== RECORD EXTRACTS ==
+ + + + +

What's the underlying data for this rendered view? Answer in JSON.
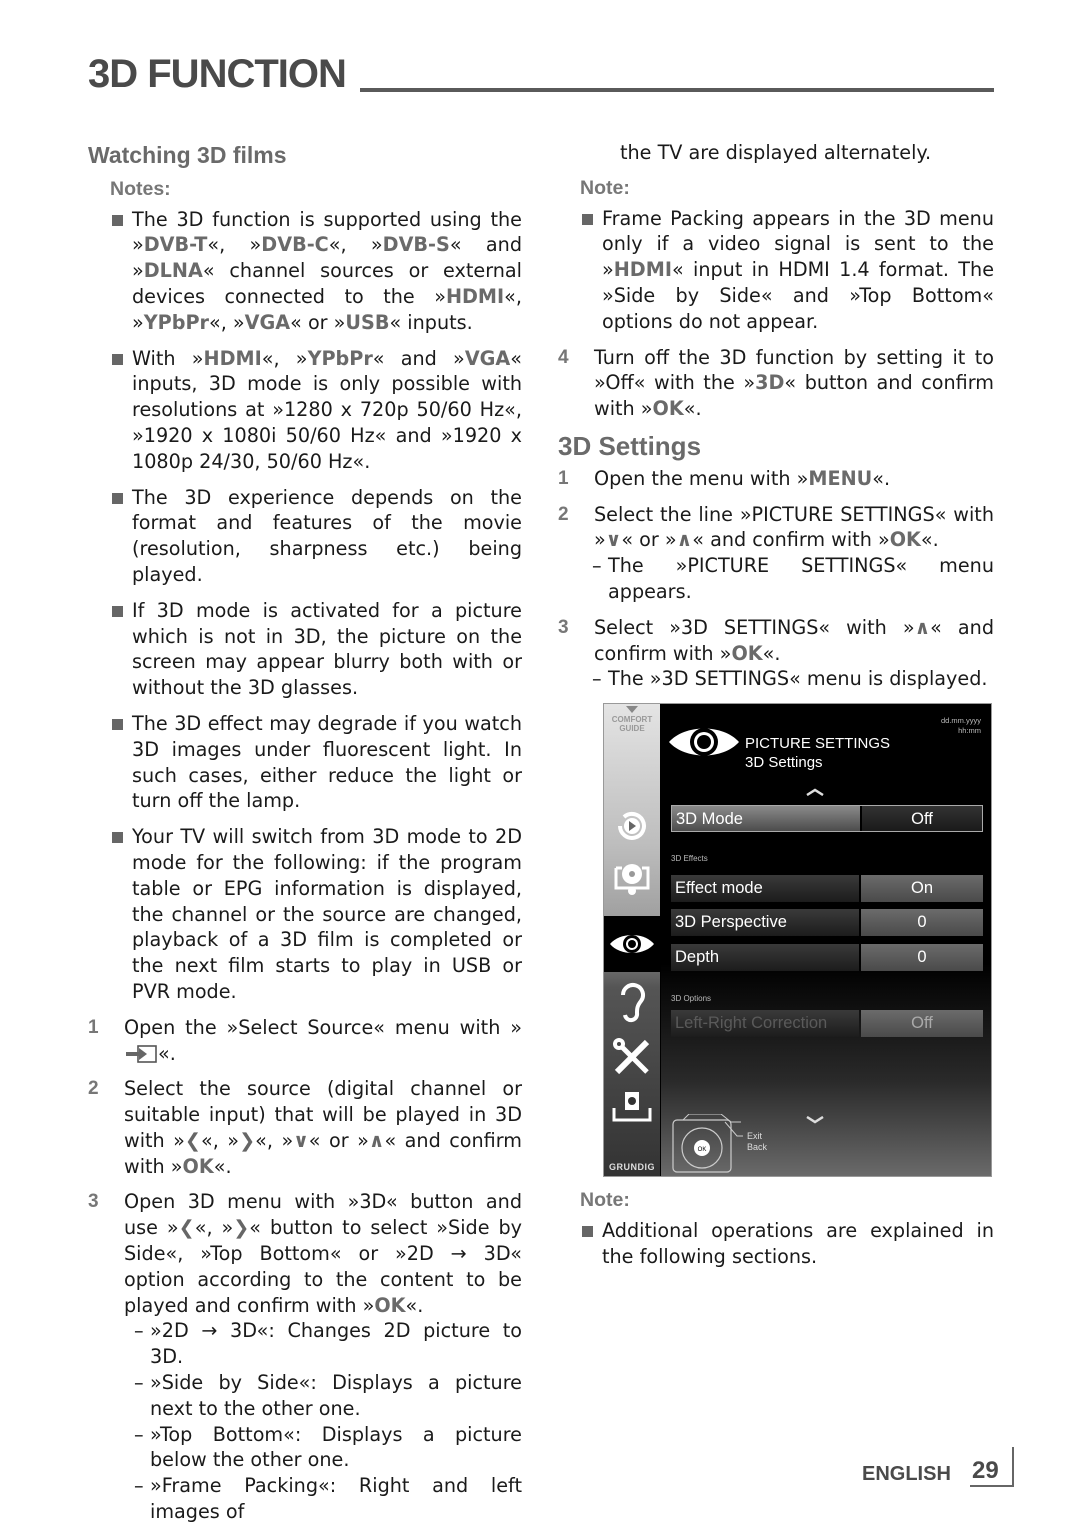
{
  "header": {
    "title": "3D FUNCTION"
  },
  "left": {
    "section_title": "Watching 3D films",
    "notes_title": "Notes:",
    "notes": [
      {
        "parts": [
          [
            "The 3D function is supported using the »",
            0
          ],
          [
            "DVB-T",
            1
          ],
          [
            "«, »",
            0
          ],
          [
            "DVB-C",
            1
          ],
          [
            "«, »",
            0
          ],
          [
            "DVB-S",
            1
          ],
          [
            "« and »",
            0
          ],
          [
            "DLNA",
            1
          ],
          [
            "« channel sources or external devices connected to the »",
            0
          ],
          [
            "HDMI",
            1
          ],
          [
            "«, »",
            0
          ],
          [
            "YPbPr",
            1
          ],
          [
            "«, »",
            0
          ],
          [
            "VGA",
            1
          ],
          [
            "« or »",
            0
          ],
          [
            "USB",
            1
          ],
          [
            "« inputs.",
            0
          ]
        ]
      },
      {
        "parts": [
          [
            "With »",
            0
          ],
          [
            "HDMI",
            1
          ],
          [
            "«, »",
            0
          ],
          [
            "YPbPr",
            1
          ],
          [
            "« and »",
            0
          ],
          [
            "VGA",
            1
          ],
          [
            "« inputs, 3D mode is only possible with resolutions at »1280 x 720p 50/60 Hz«, »1920 x 1080i 50/60 Hz« and »1920 x 1080p 24/30, 50/60 Hz«.",
            0
          ]
        ]
      },
      {
        "parts": [
          [
            "The 3D experience depends on the format and features of the movie (resolution, sharpness etc.) being played.",
            0
          ]
        ]
      },
      {
        "parts": [
          [
            "If 3D mode is activated for a picture which is not in 3D, the picture on the screen may appear blurry both with or without the 3D glasses.",
            0
          ]
        ]
      },
      {
        "parts": [
          [
            "The 3D effect may degrade if you watch 3D images under fluorescent light. In such cases, either reduce the light or turn off the lamp.",
            0
          ]
        ]
      },
      {
        "parts": [
          [
            "Your TV will switch from 3D mode to 2D mode for the following: if the program table or EPG information is displayed, the channel or the source are changed, playback of a 3D film is completed or the next film starts to play in USB or PVR mode.",
            0
          ]
        ]
      }
    ],
    "steps": [
      {
        "num": "1",
        "parts": [
          [
            "Open the »Select Source« menu with »",
            0
          ],
          [
            "[source-icon]",
            2
          ],
          [
            "«.",
            0
          ]
        ]
      },
      {
        "num": "2",
        "parts": [
          [
            "Select the source (digital channel or suitable input) that will be played in 3D with »",
            0
          ],
          [
            "<",
            3
          ],
          [
            "«, »",
            0
          ],
          [
            ">",
            3
          ],
          [
            "«, »",
            0
          ],
          [
            "V",
            3
          ],
          [
            "« or »",
            0
          ],
          [
            "Λ",
            3
          ],
          [
            "« and confirm with »",
            0
          ],
          [
            "OK",
            1
          ],
          [
            "«.",
            0
          ]
        ]
      },
      {
        "num": "3",
        "parts": [
          [
            "Open 3D menu with »3D« button and use »",
            0
          ],
          [
            "<",
            3
          ],
          [
            "«, »",
            0
          ],
          [
            ">",
            3
          ],
          [
            "« button to select »Side by Side«, »Top Bottom« or »2D → 3D« option according to the content to be played and confirm with »",
            0
          ],
          [
            "OK",
            1
          ],
          [
            "«.",
            0
          ]
        ],
        "subs": [
          "»2D → 3D«: Changes 2D picture to 3D.",
          "»Side by Side«: Displays a picture next to the other one.",
          "»Top Bottom«: Displays a picture below the other one.",
          "»Frame Packing«: Right and left images of"
        ]
      }
    ]
  },
  "right": {
    "continuation": "the TV are displayed alternately.",
    "note_title": "Note:",
    "note": {
      "parts": [
        [
          "Frame Packing appears in the 3D menu only if a video signal is sent to the »",
          0
        ],
        [
          "HDMI",
          1
        ],
        [
          "« input in HDMI 1.4 format. The »Side by Side« and »Top Bottom« options do not appear.",
          0
        ]
      ]
    },
    "step4": {
      "num": "4",
      "parts": [
        [
          "Turn off the 3D function by setting it to »Off« with the »",
          0
        ],
        [
          "3D",
          1
        ],
        [
          "« button and confirm with »",
          0
        ],
        [
          "OK",
          1
        ],
        [
          "«.",
          0
        ]
      ]
    },
    "settings_title": "3D Settings",
    "settings_steps": [
      {
        "num": "1",
        "parts": [
          [
            "Open the menu with »",
            0
          ],
          [
            "MENU",
            1
          ],
          [
            "«.",
            0
          ]
        ]
      },
      {
        "num": "2",
        "parts": [
          [
            "Select the line »PICTURE SETTINGS« with »",
            0
          ],
          [
            "V",
            3
          ],
          [
            "« or »",
            0
          ],
          [
            "Λ",
            3
          ],
          [
            "« and confirm with »",
            0
          ],
          [
            "OK",
            1
          ],
          [
            "«.",
            0
          ]
        ],
        "subs": [
          "The »PICTURE SETTINGS« menu appears."
        ]
      },
      {
        "num": "3",
        "parts": [
          [
            "Select »3D SETTINGS« with »",
            0
          ],
          [
            "Λ",
            3
          ],
          [
            "« and confirm with »",
            0
          ],
          [
            "OK",
            1
          ],
          [
            "«.",
            0
          ]
        ],
        "subs": [
          "The »3D SETTINGS« menu is displayed."
        ]
      }
    ],
    "note2_title": "Note:",
    "note2": {
      "parts": [
        [
          "Additional operations are explained in the following sections.",
          0
        ]
      ]
    }
  },
  "tv_menu": {
    "comfort_guide": [
      "COMFORT",
      "GUIDE"
    ],
    "date": "dd.mm.yyyy",
    "time": "hh:mm",
    "title": "PICTURE SETTINGS",
    "subtitle": "3D Settings",
    "rows": {
      "mode": {
        "label": "3D Mode",
        "value": "Off"
      },
      "effects_group": "3D Effects",
      "effect_mode": {
        "label": "Effect mode",
        "value": "On"
      },
      "perspective": {
        "label": "3D Perspective",
        "value": "0"
      },
      "depth": {
        "label": "Depth",
        "value": "0"
      },
      "options_group": "3D Options",
      "lr_correction": {
        "label": "Left-Right Correction",
        "value": "Off"
      }
    },
    "remote": {
      "ok": "OK",
      "exit": "Exit",
      "back": "Back"
    },
    "brand": "GRUNDIG",
    "sidebar_icons": [
      "source-play-icon",
      "media-icon",
      "picture-eye-icon",
      "sound-ear-icon",
      "tools-icon",
      "network-icon"
    ],
    "active_sidebar": "picture-eye-icon"
  },
  "footer": {
    "language": "ENGLISH",
    "page": "29"
  }
}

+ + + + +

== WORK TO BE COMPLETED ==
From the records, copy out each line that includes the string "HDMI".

== SOLVED PROBLEM ==
            "HDMI",
            "HDMI",
          "HDMI",
          "« input in HDMI 1.4 format. The »Side by Side« and »Top Bottom« options do not appear.",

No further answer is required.